As stories hit of newly-released sex offenders finding new victims, cities and states across the country are legislating the movement of sex offenders to keep them away from vulnerable children.
In the latest of these ordinances, Orange County sex offenders will no longer be permitted in public parks, beaches, harbors and zoos without prior approval.
If they fail to obey the new ordinance after May 5th, they will face a $500 fine or six months in jail.
The Orange County sex offender ban is not new--according to the Los Angeles Times both South Carolina and Illinois passed similar laws last year.
California also already has in place a law requiring registered sex offenders whose victims were under 14 to stay away from parks and schools.
As a society, we owe it to our children and vulnerable populations to protect them from potentially harmful persons and situations. The Orange County sex offender ban attempts to fulfill this duty.
However, the majority of sex crimes involving children are perpetrated by family members and acquaintances--not strangers in public spaces, reports the Los Angeles Times. The Orange County sex offender ban does not take this into consideration.
Because the ban is so expansive and involves public spaces, it also raises some constitutional questions that courts across the country continue to consider.
The Orange County sex offender ban specifically raises questions of ex-post facto law, liberty rights, equal protection, and the First Amendment.

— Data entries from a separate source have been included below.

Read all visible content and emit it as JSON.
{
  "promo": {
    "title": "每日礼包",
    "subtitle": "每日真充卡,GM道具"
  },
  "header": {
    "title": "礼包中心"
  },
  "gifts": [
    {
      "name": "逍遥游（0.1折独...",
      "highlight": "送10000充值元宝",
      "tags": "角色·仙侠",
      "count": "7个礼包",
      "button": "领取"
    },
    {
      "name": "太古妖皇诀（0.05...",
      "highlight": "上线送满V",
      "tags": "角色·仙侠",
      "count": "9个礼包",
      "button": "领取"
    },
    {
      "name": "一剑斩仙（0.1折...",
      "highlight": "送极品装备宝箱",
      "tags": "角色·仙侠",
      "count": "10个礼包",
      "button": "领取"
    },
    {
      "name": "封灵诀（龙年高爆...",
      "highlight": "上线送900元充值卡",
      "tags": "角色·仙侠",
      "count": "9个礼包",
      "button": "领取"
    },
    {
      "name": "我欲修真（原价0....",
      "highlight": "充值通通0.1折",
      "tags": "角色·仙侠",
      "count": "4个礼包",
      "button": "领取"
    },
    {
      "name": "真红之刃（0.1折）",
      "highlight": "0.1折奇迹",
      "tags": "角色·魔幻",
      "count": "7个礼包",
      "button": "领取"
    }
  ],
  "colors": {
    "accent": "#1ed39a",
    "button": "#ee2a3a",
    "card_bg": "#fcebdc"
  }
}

Expect these questions to make their way into a California courtroom soon.